A family laundry business that traces its roots back more than a century to a village in Scotland is today scrubbing the glad-rags of the well-to-do in the western San José suburb of Escazú.
The historical treasure trove is Dry Cleaning International, run by Brian Kerr, a popular member of the British ex-pat community.
The business, celebrating its 102nd birthday this year, is a classic example of entrepreneurial longevity.
Kerr’s grandfather, David Kerr, first opened a laundry in what was known as the Old Thornton Mill in the village of Innerwick, east of Edinburgh, near the start of the 20th century.
The business, which added dry cleaning in 1912, has since spanned four generations and opened up shop in another four countries, including its current Latin American home in Costa Rica.
It wasn’t until 1937 when one of David’s sons, Charles, Kerr’s father, moved south that the family firm started its international tour.
“When my father was in his late 20s or early 30s he moved to London to be involved in running the laundry at the Savoy Hotel,” said the 71-year-old Kerr. “Then a little later, he got the opportunity to buy a laundry and cleaners in Hastings (England). The business was a success but it was soon interrupted by army service during World War II.”
After the war, Kerr rejoined his father and mother, Lucy May, in Hastings. Not long after his return, the family – and the business – were on the move again when his father bought a shop in London.
Kerr’s uncles, John and Ronald, became partners after they left the army, forming Kerr Brothers Laundry Ltd.
From there, the brothers branched out across London and opened dry cleaners under various names, including Style Dry Cleaners and St David’s Laundry.
As Kerr grew up, he started to develop a passion for the family art, but not before he, too, spent a stint doing national service.
“After leaving the army I joined the family business and stayed for eight or nine years,” he said. “Then the opportunity came up to buy a laundry in Aldgate in East London.
“So I went down there in 1959 and, as it happens, there was a famous pirate radio station called Caroline FM, so I named the business Caroline Dry Cleaners after it.”
Kerr eventually began selling dry cleaning machinery, a side of his business that involved extensive travel.
During one overseas trip, he met a Canadian who offered him the chance to work as a consultant for his dry cleaning company on the other side of the Atlantic.
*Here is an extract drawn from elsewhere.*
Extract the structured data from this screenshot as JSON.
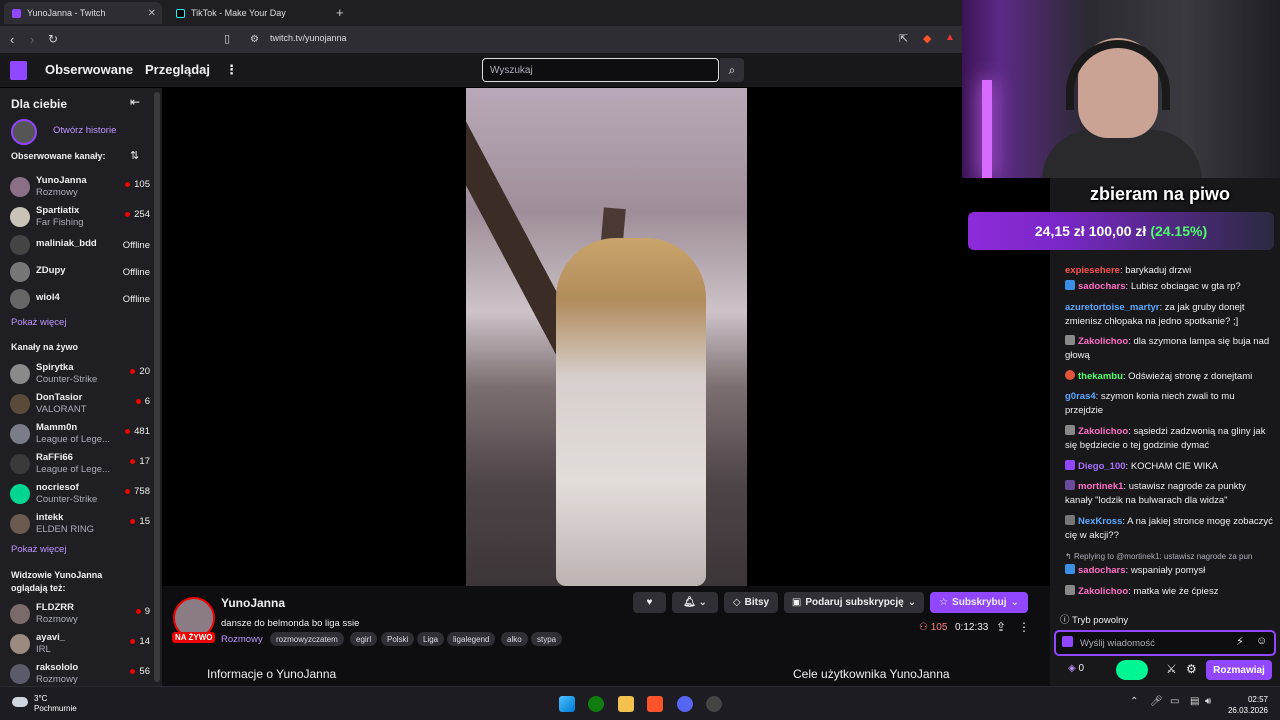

So in 1971 the blossoming Kerr empire expanded to North America.
Business in Canada was brisk. The company grew until there were 26 branches spread across Ontario and Quebec.
The family stayed for 26 years, but life in general wasn’t always kind, and Kerr eventually grew tired of the economic climate.
“I was growing tired of Canada. I was fed up with the weather and the extortionate taxes,” he said.
In 1994, the Kerr business was on the move again, this time to Costa Rica.
“The climate was good, I could do what I wanted to do business-wise without having to become a citizen, and the cost of living was right,” he said.“My uncle had come over this way, too. He never ever returned, instead going to Brazil when he was done in Chile building the railroads, because there was another branch of the Kerr family who had settled there.”
His move south may have been in search of cheaper operating costs, but Dry Cleaning International caters to Costa Rica’s wealthy upper class.
“The expat community is not my biggest market. About 90 percent of my clients are Costa Rican. Among them is the country’s foreign minister… Clients who come here will bring maybe two or three $4,000 Versace dresses they flew to Miami to buy.”
Meanwhile, the family business looks to have a good future after son Etienne joined Brian in Escazú almost two years ago.
Etienne represents the fourth generation of Kerrs to enter the dry cleaning business, after having set out on his own in Canada.
Kerr said it’s all thanks to his grandfather that the business still lives and breathes today, a testament to the importance of efficiency and innovation to a small business’s longevity.
The original Kerr harnessed water at Thornton Mill to make electricity. In the 1950s, “Old Davey” operated a collection and delivery service by horse and cart because it was cheaper to feed and groom horses than to operate a motor vehicle.
He made his own soda ash and soaps using formulas from the previous century.
“In other words, he was a true Scot: minimize outgoings and maximize return,” said Kerr. “I like to think some of his lessons did not go to waste on my generation.”